Wednesday, March 18, 2015

On Roads to the Isles - 3

A visit to the 12th century Kilmory Knap Chapel is a long detour off the road to Crinan and the isles, but it's worth it. To get to it from Daltote (see March 15th post), continue south on the single track for another seven miles. 

Kilmory Knap Chapel
Like many of the 'mory' place-name dedications, Kilmory Chapel is dedicated to St Mealrubha. St Mealrubha founded a monastery at Applecross around the year 673, which is where he died at the age of 80 in the year 722. During those years his work took him all along the west coast of Scotland and the isles as far north as Lewis, and so the church he established at Kilmory Knap predates the chapel ruin you see today by nearly 500 years. Places dedicated to Mealrubha abound and, to me, the most interesting is little Isle Maree in Loch Maree. (See the June 24, 2014 post for a visit to Isle Maree.) 

Inside Kilmory Chapel you will find an amazing assortment of carved West Highland tombstones and crosses. 

The most impressive stone is the 15th century MacMillan Cross, dedicated to Alexander MacMillan, the keeper of nearby Castle Sween. One side of the cross depicts the crucification, the other a deer hunting scene with dogs (the huntsman on the cross may be Alexander MacMillan). The cross stood outside the chapel on a pedestal for 500 years or so, until being moved inside in 1981.

The MacMillian Cross
From Kilmory there is an amazing view west to Jura and the MacCormaig isles. On the largest of the Macormaig's is the chapel and cave of St Charmaig (see book 2, chapter 4). It was the road to those isles that first took me to Kilmory.

Jura and the MacCormaig Isles
The MacCormaig Isles
A mile beyond Kilmory you will reach the end of the public road, and the start of the private track to Ellary. Although the road is private, you can still walk it. A treasure lies down this road, for hidden in the forest is the ancient burial ground of Cladh a' Bhile, where you'll find an incredible assortment of carved cross-stones and some more recent graves. When I visited the burial ground it did not even occur to me that I'd need to ask permission. I just went there (it was hard to find, as it's in heavy woodland about 300 meters off the track). Since then I've learned that all who do ask permission to see this historic site are turned away, including someone who just wanted to take a photo of a tombstone in the burial ground as part of the War Graves photographic project.

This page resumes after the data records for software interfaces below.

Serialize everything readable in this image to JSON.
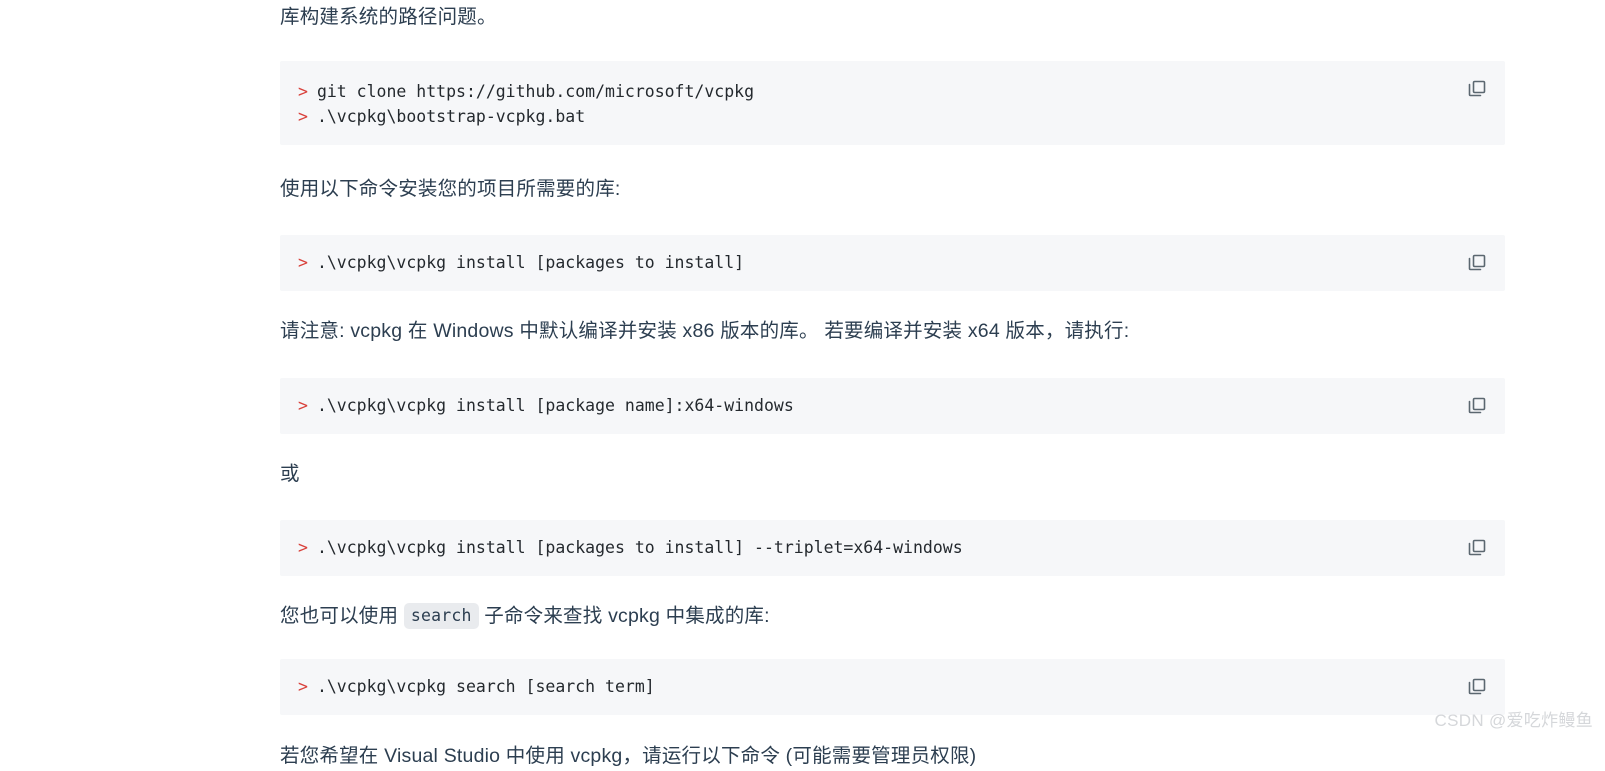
{
  "document": {
    "blocks": [
      {
        "kind": "paragraph",
        "name": "paragraph-path-issue",
        "text": "库构建系统的路径问题。"
      },
      {
        "kind": "code",
        "name": "code-block-clone-bootstrap",
        "lines": [
          "git clone https://github.com/microsoft/vcpkg",
          ".\\vcpkg\\bootstrap-vcpkg.bat"
        ],
        "prompt": ">",
        "copy_icon": "copy-icon"
      },
      {
        "kind": "paragraph",
        "name": "paragraph-install-libs",
        "text": "使用以下命令安装您的项目所需要的库:"
      },
      {
        "kind": "code",
        "name": "code-block-install-packages",
        "lines": [
          ".\\vcpkg\\vcpkg install [packages to install]"
        ],
        "prompt": ">",
        "copy_icon": "copy-icon"
      },
      {
        "kind": "paragraph",
        "name": "paragraph-x86-x64-note",
        "text": "请注意: vcpkg 在 Windows 中默认编译并安装 x86 版本的库。 若要编译并安装 x64 版本，请执行:"
      },
      {
        "kind": "code",
        "name": "code-block-install-x64-windows",
        "lines": [
          ".\\vcpkg\\vcpkg install [package name]:x64-windows"
        ],
        "prompt": ">",
        "copy_icon": "copy-icon"
      },
      {
        "kind": "paragraph",
        "name": "paragraph-or",
        "text": "或"
      },
      {
        "kind": "code",
        "name": "code-block-install-triplet-x64",
        "lines": [
          ".\\vcpkg\\vcpkg install [packages to install] --triplet=x64-windows"
        ],
        "prompt": ">",
        "copy_icon": "copy-icon"
      },
      {
        "kind": "paragraph-inline-code",
        "name": "paragraph-search-subcommand",
        "text_before": "您也可以使用 ",
        "code": "search",
        "text_after": " 子命令来查找 vcpkg 中集成的库:"
      },
      {
        "kind": "code",
        "name": "code-block-search-term",
        "lines": [
          ".\\vcpkg\\vcpkg search [search term]"
        ],
        "prompt": ">",
        "copy_icon": "copy-icon"
      },
      {
        "kind": "paragraph",
        "name": "paragraph-visual-studio-integrate",
        "text": "若您希望在 Visual Studio 中使用 vcpkg，请运行以下命令 (可能需要管理员权限)"
      }
    ]
  },
  "watermark": {
    "text": "CSDN @爱吃炸鳗鱼"
  },
  "colors": {
    "code_block_background": "#f6f7f9",
    "prompt_red": "#d9413b",
    "text": "#2c3e50",
    "inline_code_background": "#e9ebee",
    "copy_icon": "#5b6770",
    "watermark": "#d5d7da"
  }
}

Although they eventually managed to get one (see this War Graves page).

See this Historic Scotland page for more information on Kilmory.

No comments:

Post a Comment